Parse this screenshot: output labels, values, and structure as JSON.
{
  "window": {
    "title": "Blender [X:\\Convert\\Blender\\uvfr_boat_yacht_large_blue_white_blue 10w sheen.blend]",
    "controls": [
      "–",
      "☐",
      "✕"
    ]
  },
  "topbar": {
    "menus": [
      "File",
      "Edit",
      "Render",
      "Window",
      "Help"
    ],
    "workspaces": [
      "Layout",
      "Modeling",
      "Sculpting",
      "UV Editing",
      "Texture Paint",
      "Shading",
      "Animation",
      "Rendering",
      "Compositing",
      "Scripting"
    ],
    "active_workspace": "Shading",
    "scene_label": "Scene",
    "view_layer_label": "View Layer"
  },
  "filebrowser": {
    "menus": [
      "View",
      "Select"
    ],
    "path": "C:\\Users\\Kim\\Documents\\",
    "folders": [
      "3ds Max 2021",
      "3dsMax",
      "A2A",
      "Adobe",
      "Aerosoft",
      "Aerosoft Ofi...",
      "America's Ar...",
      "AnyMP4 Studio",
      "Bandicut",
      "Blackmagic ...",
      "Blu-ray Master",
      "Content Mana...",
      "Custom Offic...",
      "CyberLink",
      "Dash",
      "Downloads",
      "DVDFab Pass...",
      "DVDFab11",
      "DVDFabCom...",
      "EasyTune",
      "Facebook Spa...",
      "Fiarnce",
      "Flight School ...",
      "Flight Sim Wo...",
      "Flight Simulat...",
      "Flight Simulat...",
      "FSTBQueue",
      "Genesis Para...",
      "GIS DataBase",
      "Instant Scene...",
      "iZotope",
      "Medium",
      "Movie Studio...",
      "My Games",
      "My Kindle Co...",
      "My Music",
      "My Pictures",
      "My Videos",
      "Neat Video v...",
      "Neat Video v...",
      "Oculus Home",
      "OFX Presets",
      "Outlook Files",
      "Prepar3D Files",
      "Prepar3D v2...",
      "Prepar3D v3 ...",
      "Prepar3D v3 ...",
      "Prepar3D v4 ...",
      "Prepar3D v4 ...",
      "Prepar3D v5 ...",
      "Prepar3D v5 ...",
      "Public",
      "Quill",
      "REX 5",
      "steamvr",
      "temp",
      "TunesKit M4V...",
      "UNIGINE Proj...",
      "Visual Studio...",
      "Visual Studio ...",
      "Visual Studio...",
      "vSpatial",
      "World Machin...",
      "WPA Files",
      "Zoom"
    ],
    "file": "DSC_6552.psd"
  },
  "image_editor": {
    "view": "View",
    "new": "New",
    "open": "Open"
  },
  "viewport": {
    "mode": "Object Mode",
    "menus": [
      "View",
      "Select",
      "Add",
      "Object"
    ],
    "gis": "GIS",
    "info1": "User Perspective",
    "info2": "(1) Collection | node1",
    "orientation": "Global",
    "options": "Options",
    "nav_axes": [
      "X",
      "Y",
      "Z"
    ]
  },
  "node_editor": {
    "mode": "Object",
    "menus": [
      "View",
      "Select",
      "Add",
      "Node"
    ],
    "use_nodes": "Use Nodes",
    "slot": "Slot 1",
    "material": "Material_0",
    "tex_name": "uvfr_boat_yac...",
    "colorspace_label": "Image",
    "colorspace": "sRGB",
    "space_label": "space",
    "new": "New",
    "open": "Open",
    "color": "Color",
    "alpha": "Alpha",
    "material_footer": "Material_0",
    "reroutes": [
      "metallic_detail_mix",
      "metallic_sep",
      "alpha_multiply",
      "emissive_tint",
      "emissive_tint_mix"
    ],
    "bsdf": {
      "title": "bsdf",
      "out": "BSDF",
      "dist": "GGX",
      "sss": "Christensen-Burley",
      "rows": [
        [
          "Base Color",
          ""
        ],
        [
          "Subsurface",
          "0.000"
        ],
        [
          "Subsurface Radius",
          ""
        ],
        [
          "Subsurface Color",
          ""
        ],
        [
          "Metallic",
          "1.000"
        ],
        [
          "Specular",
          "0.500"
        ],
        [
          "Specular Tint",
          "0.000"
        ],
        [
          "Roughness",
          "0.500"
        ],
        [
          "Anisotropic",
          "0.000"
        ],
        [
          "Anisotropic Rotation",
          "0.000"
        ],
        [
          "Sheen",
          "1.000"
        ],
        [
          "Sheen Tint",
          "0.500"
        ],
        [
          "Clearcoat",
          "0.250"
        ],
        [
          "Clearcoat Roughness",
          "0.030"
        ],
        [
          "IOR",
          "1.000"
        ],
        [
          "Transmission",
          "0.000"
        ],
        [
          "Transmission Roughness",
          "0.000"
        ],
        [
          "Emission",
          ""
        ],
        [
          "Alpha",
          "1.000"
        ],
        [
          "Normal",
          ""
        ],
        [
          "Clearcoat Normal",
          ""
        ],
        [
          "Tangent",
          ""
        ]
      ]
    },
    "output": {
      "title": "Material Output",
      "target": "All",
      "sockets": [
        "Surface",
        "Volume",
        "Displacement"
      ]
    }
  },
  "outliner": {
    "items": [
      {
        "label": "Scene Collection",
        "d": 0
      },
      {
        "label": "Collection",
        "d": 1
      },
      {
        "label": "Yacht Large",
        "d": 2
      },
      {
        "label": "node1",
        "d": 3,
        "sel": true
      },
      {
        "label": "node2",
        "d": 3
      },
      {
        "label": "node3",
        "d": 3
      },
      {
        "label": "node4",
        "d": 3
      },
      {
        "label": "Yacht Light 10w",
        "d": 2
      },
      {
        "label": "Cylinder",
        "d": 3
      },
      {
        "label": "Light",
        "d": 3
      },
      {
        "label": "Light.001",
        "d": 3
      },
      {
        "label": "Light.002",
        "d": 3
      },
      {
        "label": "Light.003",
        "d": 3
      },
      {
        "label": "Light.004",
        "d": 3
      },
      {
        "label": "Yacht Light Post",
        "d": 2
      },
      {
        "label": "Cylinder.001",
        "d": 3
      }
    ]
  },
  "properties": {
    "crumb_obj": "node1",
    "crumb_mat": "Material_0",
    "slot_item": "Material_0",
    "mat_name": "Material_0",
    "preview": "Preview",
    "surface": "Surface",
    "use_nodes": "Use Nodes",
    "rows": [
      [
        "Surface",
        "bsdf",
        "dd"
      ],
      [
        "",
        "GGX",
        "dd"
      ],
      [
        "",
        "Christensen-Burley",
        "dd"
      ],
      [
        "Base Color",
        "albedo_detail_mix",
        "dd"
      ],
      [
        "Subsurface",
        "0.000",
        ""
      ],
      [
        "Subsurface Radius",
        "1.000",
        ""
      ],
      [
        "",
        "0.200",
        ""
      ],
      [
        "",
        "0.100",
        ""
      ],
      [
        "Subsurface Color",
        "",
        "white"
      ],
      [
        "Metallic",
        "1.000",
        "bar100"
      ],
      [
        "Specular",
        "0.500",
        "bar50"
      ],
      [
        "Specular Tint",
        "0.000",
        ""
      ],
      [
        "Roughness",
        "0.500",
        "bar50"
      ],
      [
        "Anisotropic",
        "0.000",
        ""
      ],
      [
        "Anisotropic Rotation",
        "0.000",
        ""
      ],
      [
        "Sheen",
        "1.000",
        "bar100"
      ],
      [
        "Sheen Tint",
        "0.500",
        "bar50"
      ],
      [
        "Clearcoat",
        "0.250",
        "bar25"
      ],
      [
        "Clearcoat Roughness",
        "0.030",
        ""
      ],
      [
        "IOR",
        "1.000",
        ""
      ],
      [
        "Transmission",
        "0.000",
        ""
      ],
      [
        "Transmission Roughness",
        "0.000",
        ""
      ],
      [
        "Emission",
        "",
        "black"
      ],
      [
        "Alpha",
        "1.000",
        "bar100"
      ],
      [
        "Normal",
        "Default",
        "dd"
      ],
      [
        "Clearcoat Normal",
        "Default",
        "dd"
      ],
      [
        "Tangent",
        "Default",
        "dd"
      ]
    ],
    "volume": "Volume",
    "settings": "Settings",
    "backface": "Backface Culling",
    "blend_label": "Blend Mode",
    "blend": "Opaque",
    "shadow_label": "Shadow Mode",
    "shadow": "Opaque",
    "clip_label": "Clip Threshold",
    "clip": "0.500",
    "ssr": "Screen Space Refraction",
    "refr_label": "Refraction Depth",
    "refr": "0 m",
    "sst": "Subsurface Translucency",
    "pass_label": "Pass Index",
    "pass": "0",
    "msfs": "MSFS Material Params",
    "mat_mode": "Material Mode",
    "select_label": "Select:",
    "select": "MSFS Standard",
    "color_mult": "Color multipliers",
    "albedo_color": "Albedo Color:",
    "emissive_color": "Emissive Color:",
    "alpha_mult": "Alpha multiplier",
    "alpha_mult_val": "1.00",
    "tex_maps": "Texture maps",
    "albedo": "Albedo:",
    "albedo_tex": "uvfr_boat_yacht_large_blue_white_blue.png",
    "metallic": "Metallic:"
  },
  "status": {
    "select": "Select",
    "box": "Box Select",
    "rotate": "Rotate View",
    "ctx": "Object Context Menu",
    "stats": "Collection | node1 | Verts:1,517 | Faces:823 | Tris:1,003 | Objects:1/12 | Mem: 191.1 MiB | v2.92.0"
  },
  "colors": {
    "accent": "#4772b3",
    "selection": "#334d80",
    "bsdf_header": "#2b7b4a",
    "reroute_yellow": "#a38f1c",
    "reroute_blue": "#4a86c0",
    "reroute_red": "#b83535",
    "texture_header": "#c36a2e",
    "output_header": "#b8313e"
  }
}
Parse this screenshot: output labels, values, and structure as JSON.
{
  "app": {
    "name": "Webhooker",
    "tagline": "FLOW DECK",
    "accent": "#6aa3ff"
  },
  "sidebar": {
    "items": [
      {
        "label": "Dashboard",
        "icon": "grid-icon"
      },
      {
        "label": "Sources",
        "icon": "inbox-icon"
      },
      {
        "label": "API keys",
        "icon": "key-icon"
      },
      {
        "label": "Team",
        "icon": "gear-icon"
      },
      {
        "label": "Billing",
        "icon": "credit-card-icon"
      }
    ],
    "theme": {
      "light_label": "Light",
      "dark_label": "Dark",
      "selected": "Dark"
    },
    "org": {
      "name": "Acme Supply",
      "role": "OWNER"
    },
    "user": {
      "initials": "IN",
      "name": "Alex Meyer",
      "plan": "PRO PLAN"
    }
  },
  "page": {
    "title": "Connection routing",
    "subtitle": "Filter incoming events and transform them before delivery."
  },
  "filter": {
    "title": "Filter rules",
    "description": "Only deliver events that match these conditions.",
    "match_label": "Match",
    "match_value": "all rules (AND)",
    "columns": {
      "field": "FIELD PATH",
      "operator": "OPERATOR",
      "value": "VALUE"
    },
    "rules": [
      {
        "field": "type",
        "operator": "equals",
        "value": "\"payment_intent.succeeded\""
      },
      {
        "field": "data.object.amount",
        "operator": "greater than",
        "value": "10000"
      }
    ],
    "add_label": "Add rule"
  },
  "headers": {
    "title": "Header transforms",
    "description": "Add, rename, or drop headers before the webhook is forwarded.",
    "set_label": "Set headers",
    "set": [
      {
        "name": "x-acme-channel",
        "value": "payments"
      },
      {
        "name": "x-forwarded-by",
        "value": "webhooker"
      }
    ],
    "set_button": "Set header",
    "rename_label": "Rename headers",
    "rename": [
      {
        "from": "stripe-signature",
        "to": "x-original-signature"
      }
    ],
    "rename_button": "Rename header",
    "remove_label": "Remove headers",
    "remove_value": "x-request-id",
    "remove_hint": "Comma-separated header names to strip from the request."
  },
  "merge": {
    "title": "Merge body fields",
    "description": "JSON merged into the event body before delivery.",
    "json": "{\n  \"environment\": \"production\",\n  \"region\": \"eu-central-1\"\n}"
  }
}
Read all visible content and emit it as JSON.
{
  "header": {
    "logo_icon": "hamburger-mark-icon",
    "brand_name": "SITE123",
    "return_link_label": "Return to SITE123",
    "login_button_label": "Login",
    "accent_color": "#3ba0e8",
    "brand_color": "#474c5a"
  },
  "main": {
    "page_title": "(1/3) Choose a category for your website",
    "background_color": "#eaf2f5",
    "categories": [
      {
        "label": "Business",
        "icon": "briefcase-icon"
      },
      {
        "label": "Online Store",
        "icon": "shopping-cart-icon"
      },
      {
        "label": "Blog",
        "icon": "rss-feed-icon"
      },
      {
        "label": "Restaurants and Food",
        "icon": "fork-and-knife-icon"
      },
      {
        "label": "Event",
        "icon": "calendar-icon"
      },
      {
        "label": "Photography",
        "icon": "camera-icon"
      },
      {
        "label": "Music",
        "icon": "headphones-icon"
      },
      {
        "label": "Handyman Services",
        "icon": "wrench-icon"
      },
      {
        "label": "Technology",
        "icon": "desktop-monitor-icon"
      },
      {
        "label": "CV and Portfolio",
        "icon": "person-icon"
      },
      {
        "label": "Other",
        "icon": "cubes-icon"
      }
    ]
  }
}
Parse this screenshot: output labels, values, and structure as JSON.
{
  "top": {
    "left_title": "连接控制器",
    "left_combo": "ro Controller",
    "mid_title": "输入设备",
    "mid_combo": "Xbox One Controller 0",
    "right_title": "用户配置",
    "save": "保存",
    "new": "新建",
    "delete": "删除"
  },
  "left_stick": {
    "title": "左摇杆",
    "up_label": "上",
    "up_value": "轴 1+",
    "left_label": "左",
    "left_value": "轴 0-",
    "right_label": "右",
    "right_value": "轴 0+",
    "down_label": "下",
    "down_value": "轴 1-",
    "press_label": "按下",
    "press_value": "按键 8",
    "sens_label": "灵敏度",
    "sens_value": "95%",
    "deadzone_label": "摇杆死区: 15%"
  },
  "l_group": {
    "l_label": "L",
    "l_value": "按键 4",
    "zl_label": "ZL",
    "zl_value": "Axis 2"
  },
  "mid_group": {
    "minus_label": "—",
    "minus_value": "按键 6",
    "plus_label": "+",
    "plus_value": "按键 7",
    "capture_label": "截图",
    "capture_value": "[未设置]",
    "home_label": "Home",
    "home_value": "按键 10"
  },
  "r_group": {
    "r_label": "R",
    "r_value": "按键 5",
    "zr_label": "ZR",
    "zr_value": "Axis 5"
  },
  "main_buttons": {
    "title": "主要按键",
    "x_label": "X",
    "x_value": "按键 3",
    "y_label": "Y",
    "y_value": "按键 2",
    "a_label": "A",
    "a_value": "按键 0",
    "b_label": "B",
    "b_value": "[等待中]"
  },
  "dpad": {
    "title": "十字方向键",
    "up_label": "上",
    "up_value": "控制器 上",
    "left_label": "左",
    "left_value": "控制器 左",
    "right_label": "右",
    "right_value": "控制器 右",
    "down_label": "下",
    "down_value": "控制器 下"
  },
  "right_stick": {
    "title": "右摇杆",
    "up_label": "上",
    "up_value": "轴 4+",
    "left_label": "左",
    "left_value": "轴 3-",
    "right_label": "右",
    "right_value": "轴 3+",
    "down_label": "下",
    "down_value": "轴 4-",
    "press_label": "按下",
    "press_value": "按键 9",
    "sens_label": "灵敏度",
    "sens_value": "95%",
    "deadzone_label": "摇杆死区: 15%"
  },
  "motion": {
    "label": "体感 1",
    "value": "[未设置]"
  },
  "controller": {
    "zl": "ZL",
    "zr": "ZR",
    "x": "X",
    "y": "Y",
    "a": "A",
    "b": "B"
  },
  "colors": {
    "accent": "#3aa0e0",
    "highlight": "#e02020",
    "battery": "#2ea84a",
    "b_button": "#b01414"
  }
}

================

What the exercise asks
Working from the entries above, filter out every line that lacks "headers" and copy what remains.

Solution below
  "headers": {
    "description": "Add, rename, or drop headers before the webhook is forwarded.",
    "set_label": "Set headers",
    "rename_label": "Rename headers",
    "remove_label": "Remove headers",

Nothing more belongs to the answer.